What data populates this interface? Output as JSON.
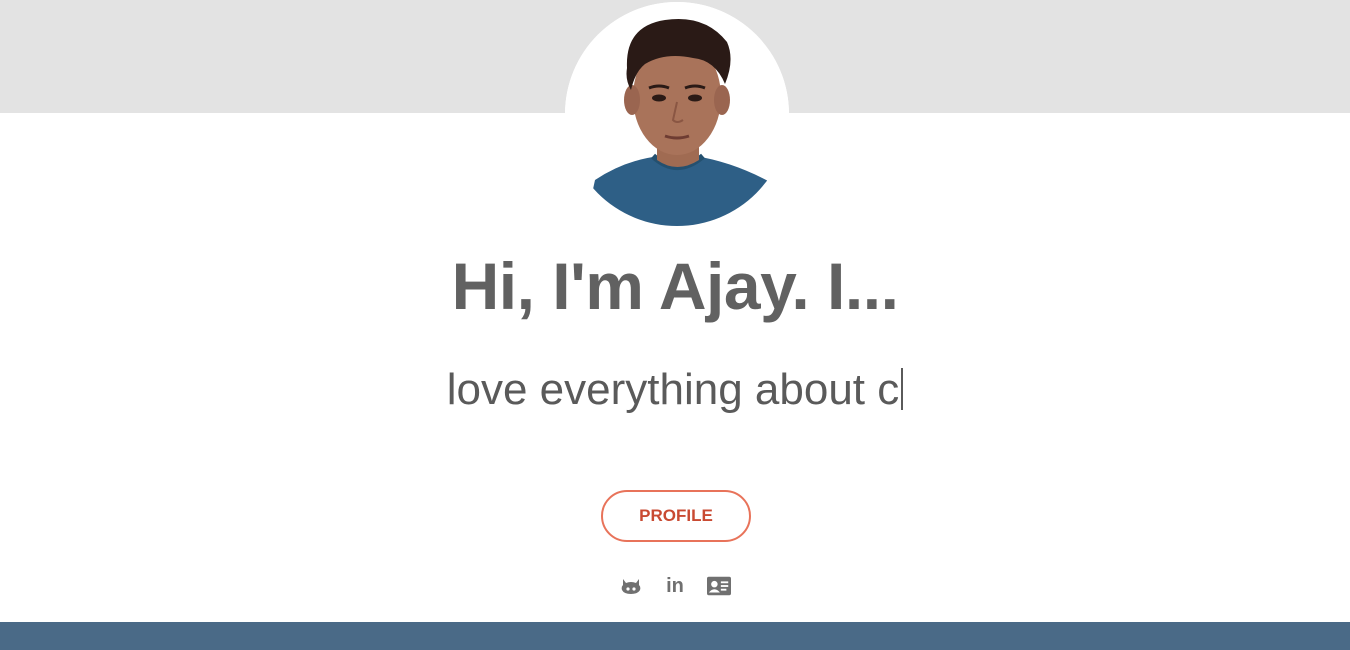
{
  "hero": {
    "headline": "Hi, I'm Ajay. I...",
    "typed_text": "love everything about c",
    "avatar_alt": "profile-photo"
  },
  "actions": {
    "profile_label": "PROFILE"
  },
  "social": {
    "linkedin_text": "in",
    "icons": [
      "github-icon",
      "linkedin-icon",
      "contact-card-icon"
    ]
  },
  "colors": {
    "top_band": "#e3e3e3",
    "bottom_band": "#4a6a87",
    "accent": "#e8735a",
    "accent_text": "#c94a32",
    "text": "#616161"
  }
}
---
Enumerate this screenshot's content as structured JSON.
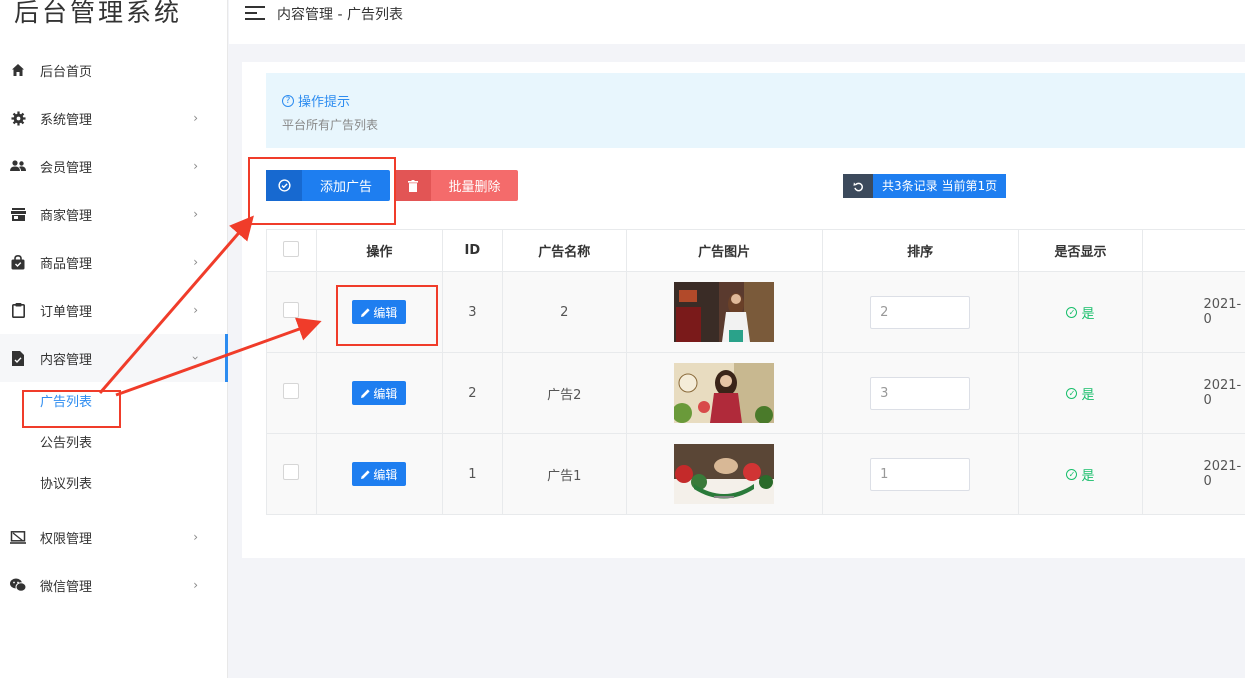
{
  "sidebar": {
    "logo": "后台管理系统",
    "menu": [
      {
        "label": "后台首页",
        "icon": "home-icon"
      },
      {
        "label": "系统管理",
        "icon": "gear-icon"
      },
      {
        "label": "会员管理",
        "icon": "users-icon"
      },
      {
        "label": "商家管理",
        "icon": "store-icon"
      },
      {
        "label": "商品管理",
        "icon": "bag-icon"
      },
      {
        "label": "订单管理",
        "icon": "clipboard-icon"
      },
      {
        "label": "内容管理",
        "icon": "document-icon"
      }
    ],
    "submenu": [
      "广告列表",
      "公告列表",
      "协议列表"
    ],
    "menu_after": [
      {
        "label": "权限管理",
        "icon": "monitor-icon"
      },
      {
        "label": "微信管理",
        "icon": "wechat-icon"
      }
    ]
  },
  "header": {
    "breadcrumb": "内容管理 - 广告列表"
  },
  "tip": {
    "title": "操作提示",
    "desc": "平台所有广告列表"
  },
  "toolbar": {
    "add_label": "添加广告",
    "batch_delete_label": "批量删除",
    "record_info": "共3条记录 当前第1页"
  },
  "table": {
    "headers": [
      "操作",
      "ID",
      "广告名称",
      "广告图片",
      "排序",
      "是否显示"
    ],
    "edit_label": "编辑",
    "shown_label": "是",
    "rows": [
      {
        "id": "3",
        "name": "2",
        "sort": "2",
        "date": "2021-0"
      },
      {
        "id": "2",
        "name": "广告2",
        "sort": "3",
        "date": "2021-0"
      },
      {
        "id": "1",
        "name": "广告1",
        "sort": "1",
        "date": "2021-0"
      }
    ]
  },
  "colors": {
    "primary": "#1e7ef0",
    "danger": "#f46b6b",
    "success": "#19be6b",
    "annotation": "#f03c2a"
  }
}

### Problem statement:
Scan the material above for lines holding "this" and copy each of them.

### Solution:
What data populates this interface? Output as JSON.
Enumerate this screenshot's content as structured JSON.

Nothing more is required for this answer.